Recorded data
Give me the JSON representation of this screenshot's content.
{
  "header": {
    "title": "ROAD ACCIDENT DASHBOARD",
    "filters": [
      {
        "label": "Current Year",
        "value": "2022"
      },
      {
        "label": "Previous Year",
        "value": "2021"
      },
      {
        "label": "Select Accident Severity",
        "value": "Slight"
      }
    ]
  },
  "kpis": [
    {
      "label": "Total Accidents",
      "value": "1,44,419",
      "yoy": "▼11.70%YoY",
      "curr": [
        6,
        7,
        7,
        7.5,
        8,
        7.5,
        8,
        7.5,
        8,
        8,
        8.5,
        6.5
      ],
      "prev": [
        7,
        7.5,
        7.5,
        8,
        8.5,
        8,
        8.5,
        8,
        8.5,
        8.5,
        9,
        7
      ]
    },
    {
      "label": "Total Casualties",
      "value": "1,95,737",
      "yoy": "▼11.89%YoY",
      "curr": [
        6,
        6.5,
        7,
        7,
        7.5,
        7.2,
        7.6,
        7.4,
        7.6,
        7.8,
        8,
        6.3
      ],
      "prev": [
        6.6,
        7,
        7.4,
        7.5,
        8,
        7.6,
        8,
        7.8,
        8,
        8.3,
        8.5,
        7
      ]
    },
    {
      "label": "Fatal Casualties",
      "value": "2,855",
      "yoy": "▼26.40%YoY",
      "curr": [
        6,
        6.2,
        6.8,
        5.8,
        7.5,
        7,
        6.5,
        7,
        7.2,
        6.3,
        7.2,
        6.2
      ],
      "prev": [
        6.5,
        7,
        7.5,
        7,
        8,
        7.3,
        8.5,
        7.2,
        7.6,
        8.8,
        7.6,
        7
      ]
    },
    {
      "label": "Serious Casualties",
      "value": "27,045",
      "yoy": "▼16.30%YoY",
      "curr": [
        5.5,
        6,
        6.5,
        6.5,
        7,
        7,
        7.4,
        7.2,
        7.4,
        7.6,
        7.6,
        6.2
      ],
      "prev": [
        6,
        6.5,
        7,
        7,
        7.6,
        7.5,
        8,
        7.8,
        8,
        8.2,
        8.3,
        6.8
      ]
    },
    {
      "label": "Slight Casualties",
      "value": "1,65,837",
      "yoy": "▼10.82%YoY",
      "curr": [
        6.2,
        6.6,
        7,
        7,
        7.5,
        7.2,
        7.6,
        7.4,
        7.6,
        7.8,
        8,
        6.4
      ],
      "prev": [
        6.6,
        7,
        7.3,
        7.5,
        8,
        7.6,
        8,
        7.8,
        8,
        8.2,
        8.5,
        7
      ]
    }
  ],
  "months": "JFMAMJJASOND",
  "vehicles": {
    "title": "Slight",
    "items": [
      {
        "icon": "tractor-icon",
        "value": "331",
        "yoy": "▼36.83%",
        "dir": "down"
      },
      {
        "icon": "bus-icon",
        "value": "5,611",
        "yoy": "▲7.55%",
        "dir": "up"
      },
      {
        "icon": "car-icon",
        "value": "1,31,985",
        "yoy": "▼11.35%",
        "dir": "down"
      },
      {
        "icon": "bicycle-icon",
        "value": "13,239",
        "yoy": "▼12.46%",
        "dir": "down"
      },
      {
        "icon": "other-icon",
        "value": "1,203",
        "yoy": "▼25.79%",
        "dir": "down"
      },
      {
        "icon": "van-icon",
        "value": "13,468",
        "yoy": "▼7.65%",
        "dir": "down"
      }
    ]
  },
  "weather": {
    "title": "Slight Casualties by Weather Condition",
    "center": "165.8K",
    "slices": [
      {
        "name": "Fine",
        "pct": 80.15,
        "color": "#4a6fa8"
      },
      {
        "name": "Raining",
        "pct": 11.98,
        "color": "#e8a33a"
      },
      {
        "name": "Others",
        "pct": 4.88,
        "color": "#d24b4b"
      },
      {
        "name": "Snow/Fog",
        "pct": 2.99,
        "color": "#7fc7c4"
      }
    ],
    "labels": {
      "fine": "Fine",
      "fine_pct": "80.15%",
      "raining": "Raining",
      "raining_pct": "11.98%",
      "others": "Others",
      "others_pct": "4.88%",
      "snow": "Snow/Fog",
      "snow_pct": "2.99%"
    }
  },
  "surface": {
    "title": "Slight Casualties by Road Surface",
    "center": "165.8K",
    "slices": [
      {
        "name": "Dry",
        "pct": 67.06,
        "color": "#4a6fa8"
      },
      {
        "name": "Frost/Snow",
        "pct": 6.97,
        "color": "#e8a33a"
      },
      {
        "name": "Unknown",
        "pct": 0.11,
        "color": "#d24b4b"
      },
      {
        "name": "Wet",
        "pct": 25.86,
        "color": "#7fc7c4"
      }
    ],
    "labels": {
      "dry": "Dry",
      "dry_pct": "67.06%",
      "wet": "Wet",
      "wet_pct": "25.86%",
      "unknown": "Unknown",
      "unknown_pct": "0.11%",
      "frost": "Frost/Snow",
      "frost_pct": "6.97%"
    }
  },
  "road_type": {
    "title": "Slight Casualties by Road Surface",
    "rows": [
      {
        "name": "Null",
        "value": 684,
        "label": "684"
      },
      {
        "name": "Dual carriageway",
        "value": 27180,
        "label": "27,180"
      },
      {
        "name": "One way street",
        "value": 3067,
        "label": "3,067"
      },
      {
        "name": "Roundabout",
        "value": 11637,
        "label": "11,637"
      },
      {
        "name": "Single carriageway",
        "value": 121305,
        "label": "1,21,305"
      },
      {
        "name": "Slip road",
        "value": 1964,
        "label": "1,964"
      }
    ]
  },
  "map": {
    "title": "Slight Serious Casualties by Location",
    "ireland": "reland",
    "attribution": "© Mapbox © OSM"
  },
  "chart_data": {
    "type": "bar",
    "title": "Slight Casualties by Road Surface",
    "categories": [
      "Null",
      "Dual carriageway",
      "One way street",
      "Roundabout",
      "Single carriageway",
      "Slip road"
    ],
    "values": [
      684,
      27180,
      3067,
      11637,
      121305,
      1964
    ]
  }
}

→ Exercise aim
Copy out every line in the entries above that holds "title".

→ Written answer
    "title": "ROAD ACCIDENT DASHBOARD",
    "title": "Slight",
    "title": "Slight Casualties by Weather Condition",
    "title": "Slight Casualties by Road Surface",
    "title": "Slight Casualties by Road Surface",
    "title": "Slight Serious Casualties by Location",
    "title": "Slight Casualties by Road Surface",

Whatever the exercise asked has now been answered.